All four of us awoke on Sunday with a feeling of excitement in the air. We were going on a tour of Cañada de la Virgen pyramid and archaeological zone with Coyote Canyon Adventures about 25 kilometers west of San Miguel de Allende in the Laja River Valley. The morning was unusually cloudy and foggy as we walked to meet the van that would take ten of us out to the pyramids, about a 30-minute drive.
Alberto Aveleyra , our guide and an anthropolist as well, drove the van to the visitor’s center, telling us about the site on the way. Cañada de la Virgen is an unusual archeological site, a public national site in the midst of private land. How did that happen? The story goes ——

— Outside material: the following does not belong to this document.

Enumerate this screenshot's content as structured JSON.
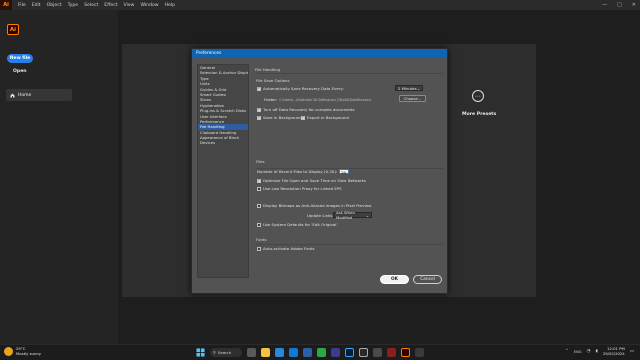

In the 1990s, a German woman, descendant of steel producers during WWII, acquired an 18,000-acre ex-hacienda in the valley west of San Miguel. The story of Cañada de la Virgen’s 1998 “discovery” is that a cowboy rode to the top of a “mound” to look for his cattle from a higher vantage point. His horse found solid footing as it stepped up this mound, which turned out to be the pyramid’s stairs, buried under many feet of dirt and overgrown vegetation. The Mexican government then acquired the 40 acres that includes Cañada de la Virgen and official excavation began in 2002. Public access through the private property to the pyramids was negotiated and visitors began arriving in 2011. To accommodate this private/public arrangement, visitors ride a shuttle bus (aka van) from the visitors’ center to a drop-off location near the site.
From the drop-off point, it is a 30-minute uphill walk along a road, of sorts, and then through a gate.
Cañada de la Virgen sits upon a small mesa ( a small plateau) surrounded by canyons. The site was built by the Otomí Indians and occupied between 540 and 1050 A.D. There are three main architectural complexes on the site as well as what has been determined to be ceremonial spaces, residences, and burial grounds.
Cañada de la Virgen is not as famous or grand as most of the Mayan and Aztec archeological sites in Latin America, but because of its unusual joint public/private ownership, it is much quieter and tranquil. The number of tours and visitors are limited to respect (or because of) the private ranch land that surrounds the site. Our little group of ten was nearly alone the entire time.
Standing at the top of those steps, we were actually standing on a wall that rims an inner flat area that may have been an arena or ceremonial place.
From the vantage point of the House of the Thirteen Heavens, it was possible to see the other structures —
Albert was an excellent guide. He told us so much, but I have forgotten most of it by now. 🙁 The Otomi Indians were devoted sky watchers and used their astronomical knowledge to form their religious beliefs and govern their society, passing the information down through generations. The pyramid and structures are situated and designed to align with movements of the moon, and especially the sun’s position on the equinoxes and solstices. For example, “the site faces the celestial north, where the stars spin around in a circle throughout the year. The moon moves up the stairs of the pyramid as its cycle advances. It rises and falls perfectly in pyramid notches at key times in the lunar calendar and during solstice periods it turns out that the planets are lined up as well.” (Wikipedia)
The day was not over yet. We walked back down the path to meet the van and return to the visitors center.
From there we were treated to one of the bumpiest rides ever. The van drove us to a ranch for lunch, included with the tour.
Our lunch was a “ranch style meal”, consisting of fresh tortillas en el comal, rice, beans, scrambled eggs, fresh salsas, guacamole, and freshly made cheese, quesadillas, salad, and potatoes.
This symbol seemed to be important to Cañada de la Virgen, but I don’t what it represented. I saw it on a map and a sign (and took a photo), but there was no explanation. Just thought it was an interesting design.
To walk around a place as old as Cañada de la Virgen was fascinating. To see grand structures that were built only by human hands and learn about an indigenous society with an advanced understanding and use of the interplay between agriculture, astronomy and architecture is remarkable. I have enormous respect for a society that was able to live in harmony with nature.